And in that section of their website there is this excellent review in the New York Times, which we missed last month:
JULY 19, 2016
On Tuesday, the Shed announced the first of its commissions, starting with the conceptual artist Lawrence Weiner, who is producing a new work that will be unveiled when the building opens.
While the arts center on the Far West Side now known as the Shed – formerly Culture Shed – has been on the boards for some time, its content has remained unclear. Now some of that programming is beginning to take shape.
And the Shed, which is nonprofit, has started a three-year collaboration with Reggie Gray, also known as Regg Roc, and the D.R.E.A.M. Ring (short for Dance Rules Everything Around Me), forming a free, citywide residency program for young people. This collaboration, FlexNYC, will begin in this fall.

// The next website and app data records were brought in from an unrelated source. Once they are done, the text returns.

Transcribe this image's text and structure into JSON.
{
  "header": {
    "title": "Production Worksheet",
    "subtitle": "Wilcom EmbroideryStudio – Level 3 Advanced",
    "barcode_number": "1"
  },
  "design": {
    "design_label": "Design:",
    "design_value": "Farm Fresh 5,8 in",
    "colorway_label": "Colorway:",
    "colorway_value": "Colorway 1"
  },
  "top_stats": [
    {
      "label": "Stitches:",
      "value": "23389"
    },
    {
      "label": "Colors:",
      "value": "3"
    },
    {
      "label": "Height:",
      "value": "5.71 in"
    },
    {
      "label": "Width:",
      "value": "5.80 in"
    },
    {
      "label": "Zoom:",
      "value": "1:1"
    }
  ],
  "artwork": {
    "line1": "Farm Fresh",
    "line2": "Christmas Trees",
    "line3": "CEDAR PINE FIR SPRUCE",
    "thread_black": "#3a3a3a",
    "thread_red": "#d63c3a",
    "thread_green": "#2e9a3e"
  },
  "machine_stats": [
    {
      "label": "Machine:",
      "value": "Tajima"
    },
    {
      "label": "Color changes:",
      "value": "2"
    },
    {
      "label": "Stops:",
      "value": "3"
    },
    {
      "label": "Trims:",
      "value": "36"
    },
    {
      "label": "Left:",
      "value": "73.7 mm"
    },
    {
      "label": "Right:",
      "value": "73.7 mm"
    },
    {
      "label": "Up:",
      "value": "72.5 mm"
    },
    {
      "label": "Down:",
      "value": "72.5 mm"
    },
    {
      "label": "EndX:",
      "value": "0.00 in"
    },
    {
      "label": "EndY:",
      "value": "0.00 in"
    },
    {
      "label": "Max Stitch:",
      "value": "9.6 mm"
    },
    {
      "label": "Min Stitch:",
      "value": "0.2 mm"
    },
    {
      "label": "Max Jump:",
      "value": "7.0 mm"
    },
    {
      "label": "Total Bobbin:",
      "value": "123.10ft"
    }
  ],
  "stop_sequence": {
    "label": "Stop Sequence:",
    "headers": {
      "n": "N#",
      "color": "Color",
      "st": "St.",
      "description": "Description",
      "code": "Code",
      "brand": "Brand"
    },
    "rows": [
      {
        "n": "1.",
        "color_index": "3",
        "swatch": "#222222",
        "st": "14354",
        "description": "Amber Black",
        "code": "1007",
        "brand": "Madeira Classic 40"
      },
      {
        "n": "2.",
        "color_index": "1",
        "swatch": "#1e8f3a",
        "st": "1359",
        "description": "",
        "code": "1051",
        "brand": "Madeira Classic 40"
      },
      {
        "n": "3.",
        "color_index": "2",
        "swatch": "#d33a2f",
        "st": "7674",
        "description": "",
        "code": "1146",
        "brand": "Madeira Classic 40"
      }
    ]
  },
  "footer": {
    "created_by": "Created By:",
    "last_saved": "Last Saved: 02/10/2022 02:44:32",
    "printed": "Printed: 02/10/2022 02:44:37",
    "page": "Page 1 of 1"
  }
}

“I wanted to start our work in and around New York with young people,” said Alex Poots, the Shed’s founding artistic director and chief executive. Since Mr. Weiner once worked on the docks, Mr. Poots added, “I just felt like he understood the past, present and future of that part of the city.”
Currently under construction where the High Line meets Hudson Yards, the 200,000-square-foot Shed will present performance, visual art, music and multidisciplinary work. Designed by Diller Scofidio + Renfro in collaboration with Rockwell Group, the building is due to open in spring 2019 and has so far raised more than $326 million toward the total construction costs of $425 million.